The case began with Soledad students and finished with the ending of discriminatory IQ tests in state schools. California Rural Legal Assistance attorneys Marty Glick and Maurice “Mo” Jourdane were credited with bringing the case forth on behalf of nine Soledad migrant children, Diana, Arturo, María, Manuel, Rachel, Ramón, Armando, Margarita and Ernesto, ages 6 to 13.
“This landmark case arose out of the community of Soledad, when parents reached out to CRLA community worker Hector de la Rosa to seek help about challenging the practice of using discriminatory, racist and culturally biased IQ tests that were used to place Latino limited English proficient children at Soledad Elementary School into special education classes,” Supervisor Luis Alejo said.
Alejo explained the tests classified the children with the term “Educable Mentally Retarded.”

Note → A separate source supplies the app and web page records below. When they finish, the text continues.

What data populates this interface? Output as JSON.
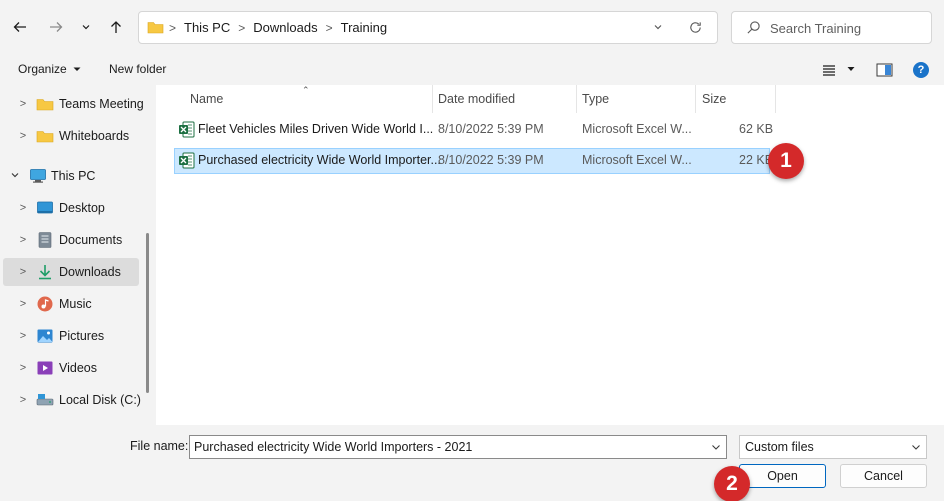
{
  "address": {
    "crumbs": [
      "This PC",
      "Downloads",
      "Training"
    ]
  },
  "search": {
    "placeholder": "Search Training"
  },
  "toolbar": {
    "organize_label": "Organize",
    "new_folder_label": "New folder",
    "help_label": "?"
  },
  "sidebar": {
    "items": [
      {
        "label": "Teams Meeting",
        "icon": "folder-icon"
      },
      {
        "label": "Whiteboards",
        "icon": "folder-icon"
      },
      {
        "label": "This PC",
        "icon": "computer-icon"
      },
      {
        "label": "Desktop",
        "icon": "desktop-icon"
      },
      {
        "label": "Documents",
        "icon": "documents-icon"
      },
      {
        "label": "Downloads",
        "icon": "download-icon"
      },
      {
        "label": "Music",
        "icon": "music-icon"
      },
      {
        "label": "Pictures",
        "icon": "pictures-icon"
      },
      {
        "label": "Videos",
        "icon": "videos-icon"
      },
      {
        "label": "Local Disk (C:)",
        "icon": "drive-icon"
      }
    ]
  },
  "columns": [
    "Name",
    "Date modified",
    "Type",
    "Size"
  ],
  "files": [
    {
      "name": "Fleet Vehicles Miles Driven Wide World I...",
      "date": "8/10/2022 5:39 PM",
      "type": "Microsoft Excel W...",
      "size": "62 KB"
    },
    {
      "name": "Purchased electricity Wide World Importer...",
      "date": "8/10/2022 5:39 PM",
      "type": "Microsoft Excel W...",
      "size": "22 KB"
    }
  ],
  "badges": {
    "one": "1",
    "two": "2"
  },
  "bottom": {
    "file_name_label": "File name:",
    "file_name_value": "Purchased electricity Wide World Importers - 2021",
    "file_type_value": "Custom files",
    "open_label": "Open",
    "cancel_label": "Cancel"
  },
  "colors": {
    "selection": "#cce8ff",
    "badge": "#d4292a",
    "accent": "#0067c0",
    "excel_green": "#1d6f42"
  }
}
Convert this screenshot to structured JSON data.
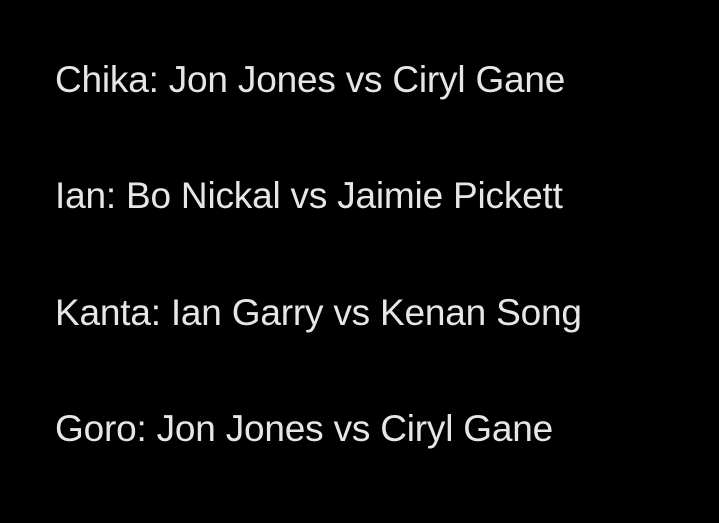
{
  "lines": [
    "Chika: Jon Jones vs Ciryl Gane",
    "Ian: Bo Nickal vs Jaimie Pickett",
    "Kanta: Ian Garry vs Kenan Song",
    "Goro: Jon Jones vs Ciryl Gane"
  ]
}
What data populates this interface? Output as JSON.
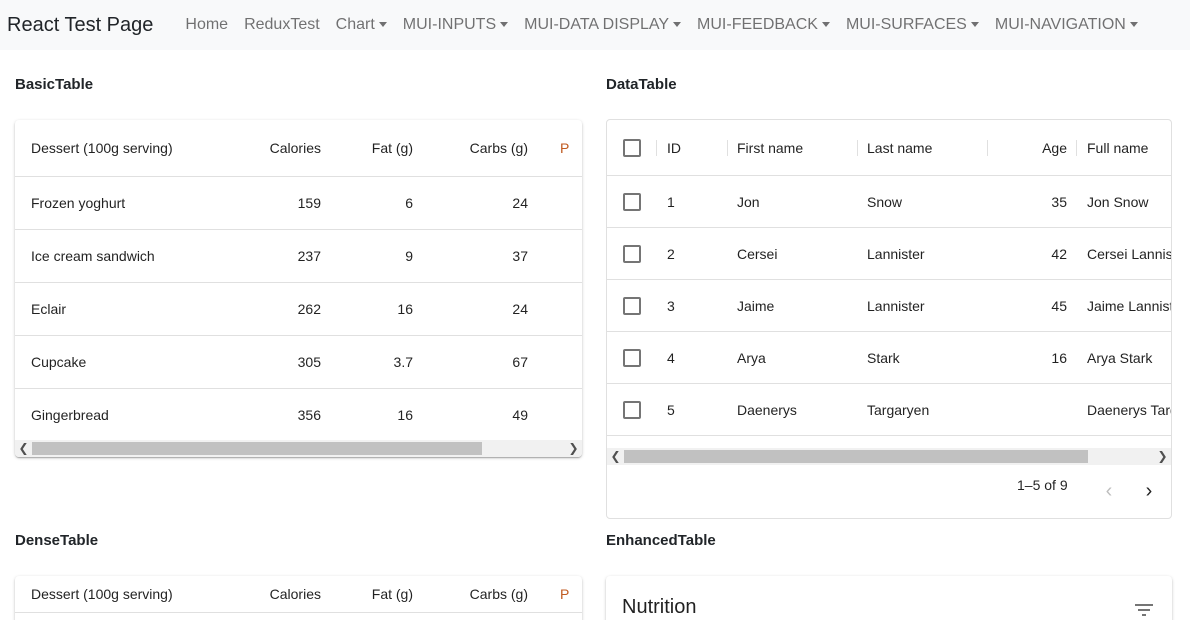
{
  "navbar": {
    "brand": "React Test Page",
    "items": [
      {
        "label": "Home",
        "dropdown": false
      },
      {
        "label": "ReduxTest",
        "dropdown": false
      },
      {
        "label": "Chart",
        "dropdown": true
      },
      {
        "label": "MUI-INPUTS",
        "dropdown": true
      },
      {
        "label": "MUI-DATA DISPLAY",
        "dropdown": true
      },
      {
        "label": "MUI-FEEDBACK",
        "dropdown": true
      },
      {
        "label": "MUI-SURFACES",
        "dropdown": true
      },
      {
        "label": "MUI-NAVIGATION",
        "dropdown": true
      }
    ]
  },
  "basic_table": {
    "title": "BasicTable",
    "headers": [
      "Dessert (100g serving)",
      "Calories",
      "Fat (g)",
      "Carbs (g)",
      "P"
    ],
    "rows": [
      [
        "Frozen yoghurt",
        "159",
        "6",
        "24"
      ],
      [
        "Ice cream sandwich",
        "237",
        "9",
        "37"
      ],
      [
        "Eclair",
        "262",
        "16",
        "24"
      ],
      [
        "Cupcake",
        "305",
        "3.7",
        "67"
      ],
      [
        "Gingerbread",
        "356",
        "16",
        "49"
      ]
    ]
  },
  "data_table": {
    "title": "DataTable",
    "headers": [
      "ID",
      "First name",
      "Last name",
      "Age",
      "Full name"
    ],
    "rows": [
      [
        "1",
        "Jon",
        "Snow",
        "35",
        "Jon Snow"
      ],
      [
        "2",
        "Cersei",
        "Lannister",
        "42",
        "Cersei Lannister"
      ],
      [
        "3",
        "Jaime",
        "Lannister",
        "45",
        "Jaime Lannister"
      ],
      [
        "4",
        "Arya",
        "Stark",
        "16",
        "Arya Stark"
      ],
      [
        "5",
        "Daenerys",
        "Targaryen",
        "",
        "Daenerys Targaryen"
      ]
    ],
    "pagination": "1–5 of 9"
  },
  "dense_table": {
    "title": "DenseTable",
    "headers": [
      "Dessert (100g serving)",
      "Calories",
      "Fat (g)",
      "Carbs (g)",
      "P"
    ]
  },
  "enhanced_table": {
    "title": "EnhancedTable",
    "toolbar_title": "Nutrition"
  },
  "icons": {
    "caret": "caret-down-icon",
    "scroll_left": "chevron-left-icon",
    "scroll_right": "chevron-right-icon",
    "prev_page": "chevron-left-icon",
    "next_page": "chevron-right-icon",
    "filter": "filter-list-icon",
    "checkbox": "checkbox-blank-icon"
  },
  "colors": {
    "navbar_bg": "#f8f9fa",
    "accent_partial_header": "#c05a20"
  }
}
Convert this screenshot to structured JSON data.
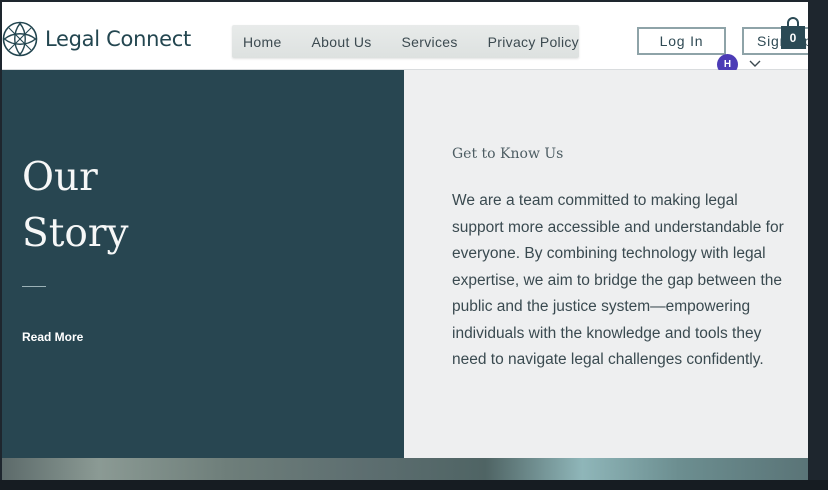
{
  "brand": {
    "name": "Legal Connect",
    "logo_icon": "knot-logo-icon"
  },
  "nav": {
    "items": [
      "Home",
      "About Us",
      "Services",
      "Privacy Policy"
    ]
  },
  "auth": {
    "login_label": "Log In",
    "signup_label": "Sign Up"
  },
  "cart": {
    "count": "0",
    "icon": "shopping-bag-icon"
  },
  "user": {
    "avatar_initial": "H"
  },
  "hero": {
    "title_line1": "Our",
    "title_line2": "Story",
    "read_more_label": "Read More",
    "eyebrow": "Get to Know Us",
    "body": "We are a team committed to making legal support more accessible and understandable for everyone. By combining technology with legal expertise, we aim to bridge the gap between the public and the justice system—empowering individuals with the knowledge and tools they need to navigate legal challenges confidently."
  },
  "colors": {
    "panel_dark": "#284651",
    "brand_text": "#234650",
    "avatar": "#4c3cb6",
    "cart": "#2b4a55"
  }
}
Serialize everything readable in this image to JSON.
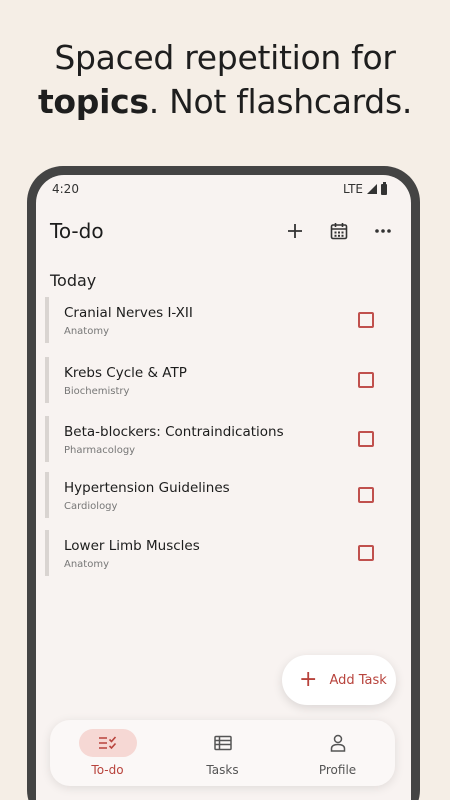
{
  "headline": {
    "line1": "Spaced repetition for",
    "bold": "topics",
    "rest": ". Not flashcards."
  },
  "status": {
    "time": "4:20",
    "network": "LTE"
  },
  "appbar": {
    "title": "To-do",
    "add_icon": "plus-icon",
    "calendar_icon": "calendar-icon",
    "more_icon": "more-horizontal-icon"
  },
  "section": {
    "title": "Today"
  },
  "tasks": [
    {
      "title": "Cranial Nerves I-XII",
      "subject": "Anatomy"
    },
    {
      "title": "Krebs Cycle & ATP",
      "subject": "Biochemistry"
    },
    {
      "title": "Beta-blockers: Contraindications",
      "subject": "Pharmacology"
    },
    {
      "title": "Hypertension Guidelines",
      "subject": "Cardiology"
    },
    {
      "title": "Lower Limb Muscles",
      "subject": "Anatomy"
    }
  ],
  "fab": {
    "label": "Add Task"
  },
  "nav": [
    {
      "label": "To-do",
      "icon": "checklist-icon",
      "active": true
    },
    {
      "label": "Tasks",
      "icon": "list-icon",
      "active": false
    },
    {
      "label": "Profile",
      "icon": "person-icon",
      "active": false
    }
  ],
  "colors": {
    "accent": "#b8433c",
    "background": "#f5eee6",
    "screen": "#f8f3f1",
    "active_pill": "#f6d8d4"
  }
}
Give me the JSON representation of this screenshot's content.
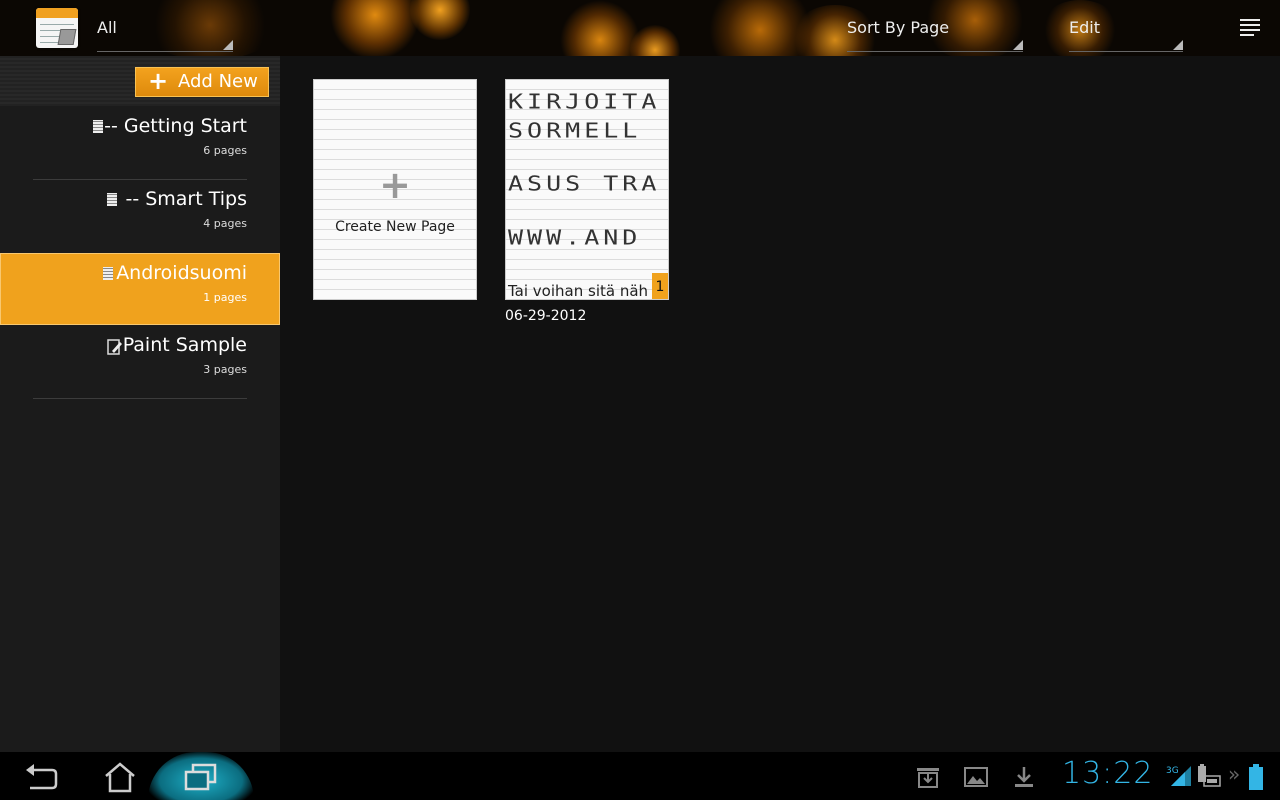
{
  "action_bar": {
    "filter_value": "All",
    "sort_value": "Sort By Page",
    "edit_value": "Edit"
  },
  "sidebar": {
    "add_new_label": "Add New",
    "items": [
      {
        "title": "-- Getting Start",
        "count": "6 pages",
        "selected": false,
        "icon": "notebook-icon"
      },
      {
        "title": "-- Smart Tips",
        "count": "4 pages",
        "selected": false,
        "icon": "notebook-icon"
      },
      {
        "title": "Androidsuomi",
        "count": "1 pages",
        "selected": true,
        "icon": "notebook-icon"
      },
      {
        "title": "Paint Sample",
        "count": "3 pages",
        "selected": false,
        "icon": "paint-notebook-icon"
      }
    ]
  },
  "main": {
    "create_label": "Create New Page",
    "page": {
      "handwriting": [
        "KIRJOITA",
        "SORMELL",
        "ASUS TRA",
        "WWW.AND"
      ],
      "typed": "Tai voihan sitä näh",
      "number": "1",
      "date": "06-29-2012"
    }
  },
  "status_bar": {
    "time": "13:22",
    "network": "3G"
  },
  "colors": {
    "accent": "#f0a21d",
    "clock": "#33b5e5"
  }
}
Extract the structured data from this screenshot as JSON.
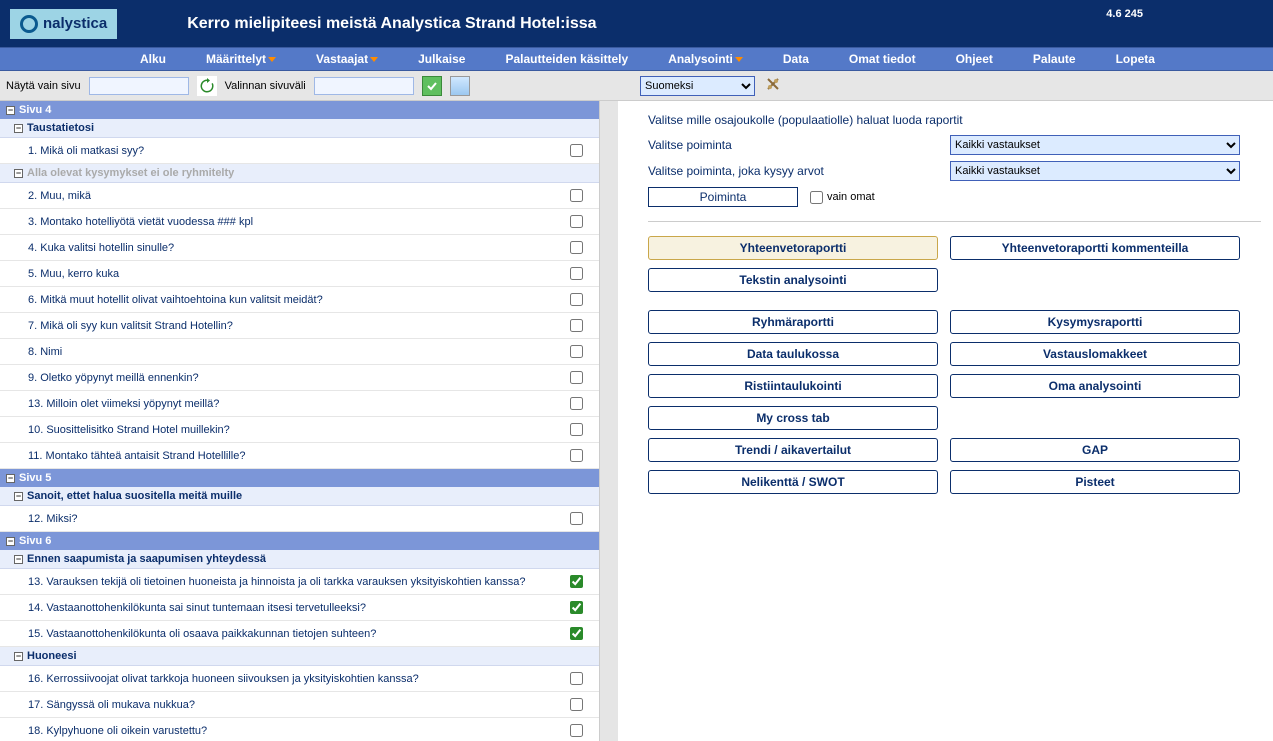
{
  "header": {
    "logo_text": "nalystica",
    "title": "Kerro mielipiteesi meistä Analystica Strand Hotel:issa",
    "version": "4.6 245"
  },
  "menubar": [
    {
      "label": "Alku",
      "arrow": false
    },
    {
      "label": "Määrittelyt",
      "arrow": true
    },
    {
      "label": "Vastaajat",
      "arrow": true
    },
    {
      "label": "Julkaise",
      "arrow": false
    },
    {
      "label": "Palautteiden käsittely",
      "arrow": false
    },
    {
      "label": "Analysointi",
      "arrow": true
    },
    {
      "label": "Data",
      "arrow": false
    },
    {
      "label": "Omat tiedot",
      "arrow": false
    },
    {
      "label": "Ohjeet",
      "arrow": false
    },
    {
      "label": "Palaute",
      "arrow": false
    },
    {
      "label": "Lopeta",
      "arrow": false
    }
  ],
  "toolbar": {
    "show_only_page_label": "Näytä vain sivu",
    "selection_range_label": "Valinnan sivuväli",
    "language_selected": "Suomeksi"
  },
  "left_panel": {
    "pages": [
      {
        "title": "Sivu 4",
        "groups": [
          {
            "title": "Taustatietosi",
            "muted": false,
            "questions": [
              {
                "text": "1. Mikä oli matkasi syy?",
                "checked": false
              }
            ]
          },
          {
            "title": "Alla olevat kysymykset ei ole ryhmitelty",
            "muted": true,
            "questions": [
              {
                "text": "2. Muu, mikä",
                "checked": false
              },
              {
                "text": "3. Montako hotelliyötä vietät vuodessa ### kpl",
                "checked": false
              },
              {
                "text": "4. Kuka valitsi hotellin sinulle?",
                "checked": false
              },
              {
                "text": "5. Muu, kerro kuka",
                "checked": false
              },
              {
                "text": "6. Mitkä muut hotellit olivat vaihtoehtoina kun valitsit meidät?",
                "checked": false
              },
              {
                "text": "7. Mikä oli syy kun valitsit Strand Hotellin?",
                "checked": false
              },
              {
                "text": "8. Nimi",
                "checked": false
              },
              {
                "text": "9. Oletko yöpynyt meillä ennenkin?",
                "checked": false
              },
              {
                "text": "13. Milloin olet viimeksi yöpynyt meillä?",
                "checked": false
              },
              {
                "text": "10. Suosittelisitko Strand Hotel muillekin?",
                "checked": false
              },
              {
                "text": "11. Montako tähteä antaisit Strand Hotellille?",
                "checked": false
              }
            ]
          }
        ]
      },
      {
        "title": "Sivu 5",
        "groups": [
          {
            "title": "Sanoit, ettet halua suositella meitä muille",
            "muted": false,
            "questions": [
              {
                "text": "12. Miksi?",
                "checked": false
              }
            ]
          }
        ]
      },
      {
        "title": "Sivu 6",
        "groups": [
          {
            "title": "Ennen saapumista ja saapumisen yhteydessä",
            "muted": false,
            "questions": [
              {
                "text": "13. Varauksen tekijä oli tietoinen huoneista ja hinnoista ja oli tarkka varauksen yksityiskohtien kanssa?",
                "checked": true
              },
              {
                "text": "14. Vastaanottohenkilökunta sai sinut tuntemaan itsesi tervetulleeksi?",
                "checked": true
              },
              {
                "text": "15. Vastaanottohenkilökunta oli osaava paikkakunnan tietojen suhteen?",
                "checked": true
              }
            ]
          },
          {
            "title": "Huoneesi",
            "muted": false,
            "questions": [
              {
                "text": "16. Kerrossiivoojat olivat tarkkoja huoneen siivouksen ja yksityiskohtien kanssa?",
                "checked": false
              },
              {
                "text": "17. Sängyssä oli mukava nukkua?",
                "checked": false
              },
              {
                "text": "18. Kylpyhuone oli oikein varustettu?",
                "checked": false
              }
            ]
          }
        ]
      }
    ]
  },
  "right_panel": {
    "intro": "Valitse mille osajoukolle (populaatiolle) haluat luoda raportit",
    "select_poiminta_label": "Valitse poiminta",
    "select_poiminta_ask_label": "Valitse poiminta, joka kysyy arvot",
    "all_answers_option": "Kaikki vastaukset",
    "poiminta_btn": "Poiminta",
    "vain_omat_label": "vain omat",
    "buttons_top": [
      {
        "label": "Yhteenvetoraportti",
        "highlight": true
      },
      {
        "label": "Yhteenvetoraportti kommenteilla",
        "highlight": false
      },
      {
        "label": "Tekstin analysointi",
        "highlight": false
      }
    ],
    "buttons_grid": [
      "Ryhmäraportti",
      "Kysymysraportti",
      "Data taulukossa",
      "Vastauslomakkeet",
      "Ristiintaulukointi",
      "Oma analysointi",
      "My cross tab",
      "",
      "Trendi / aikavertailut",
      "GAP",
      "Nelikenttä / SWOT",
      "Pisteet"
    ]
  }
}
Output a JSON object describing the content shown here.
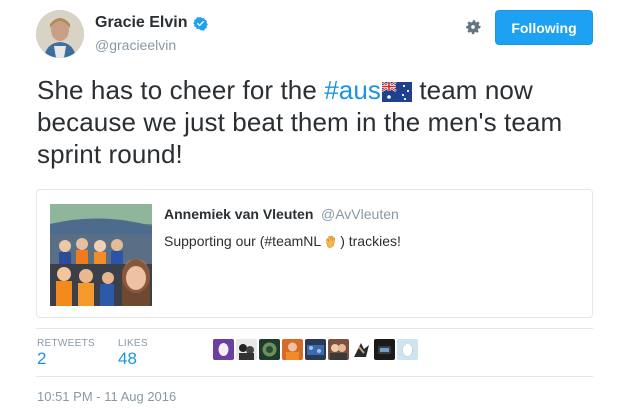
{
  "author": {
    "display_name": "Gracie Elvin",
    "handle": "@gracieelvin",
    "verified": true
  },
  "follow_button": {
    "label": "Following"
  },
  "tweet": {
    "text_before": "She has to cheer for the ",
    "hashtag": "#aus",
    "text_after": " team now because we just beat them in the men's team sprint round!"
  },
  "quoted_tweet": {
    "display_name": "Annemiek van Vleuten",
    "handle": "@AvVleuten",
    "text_before": "Supporting our (#teamNL",
    "text_after": ") trackies!"
  },
  "stats": {
    "retweets_label": "RETWEETS",
    "retweets_value": "2",
    "likes_label": "LIKES",
    "likes_value": "48"
  },
  "timestamp": "10:51 PM - 11 Aug 2016",
  "colors": {
    "accent": "#1da1f2",
    "link": "#1b95e0",
    "muted": "#8899a6",
    "border": "#e1e8ed"
  },
  "icons": [
    "verified-badge-icon",
    "gear-icon",
    "australia-flag-icon",
    "waving-hand-icon"
  ]
}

“These IQ tests were done in a language that children didn’t even understand and were also culturally biased,” Alejo said. “At the time nearly 13,000 Mexican-American children were placed in such classes, but were not the only ones. African-American and Latinos made up 21.5% of the state population at the time but were 48% of all special education pupils in the state.”
Glick and Jourdane filed the class action lawsuit on Jan. 7, 1970.
“It was successfully won and settled within weeks under San Jose District Court Justice Robert Peckham,” Alejo said. “The Diana case also inspired a subsequent landmark case … to ban culturally biased IQ tests against African-American children, too. So the impact of this case helped thousands more children in our state.”
Alejo noted that while the case is not well known today, it helped change the lives of thousands of children in California.
“Most importantly, it exemplifies to this day, the courageous efforts by Monterey County students, parents and advocates to champion the education and civil rights of children of color in California,” he said.
Supervisor Chris Lopez contrasted his comments from Alejo’s by instead looking at the present and seeing what has yet to be done to end discrimination.
“The average spent on a student in a year is $11,000,” Lopez said. “In schools where it’s a white majority in that school district, it’s $20,000, nearly twice as much per student. And that is today here in Monterey County.”
Lopez continued the point by looking at the educators themselves. He said though Monterey County is primarily Latino, 61% of teachers are white.
“When we look at the needs of our students here in Monterey County, the challenges are still before us,” Lopez said. “The challenges we’ve come so far already to conquer have put us in a position where we can have these critical conversations. … On behalf of every student in Monterey County, it’s critical that these conversations are had at the highest level.”
CRLA Executive Director Jose Padilla commented on the presentation, saying the organization had a vision and dream to “bring justice to voiceless communities like farmworkers living in places like Soledad.” He noted the farmworkers were able to come forward with their complaints out of a trust for the CRLA team.
“Fifty years later we continue trying to deliver on that justice promise for educational equity,” Padilla said.
“It’s important we continue to highlight this landmark case and our community understands the significance of this case so that these type of discriminatory behaviors don’t happen again in our communities,” said Soledad Mayor Anna Velazquez.
Velazquez said the anniversary for the case was fitting in alignment with the city’s own centennial anniversary.
“It’s critical we acknowledge our history and our past and we learn from that and learn there’s still a lot of work to be done and we continue to fight for systems that are just and equitable for all our students,” she said.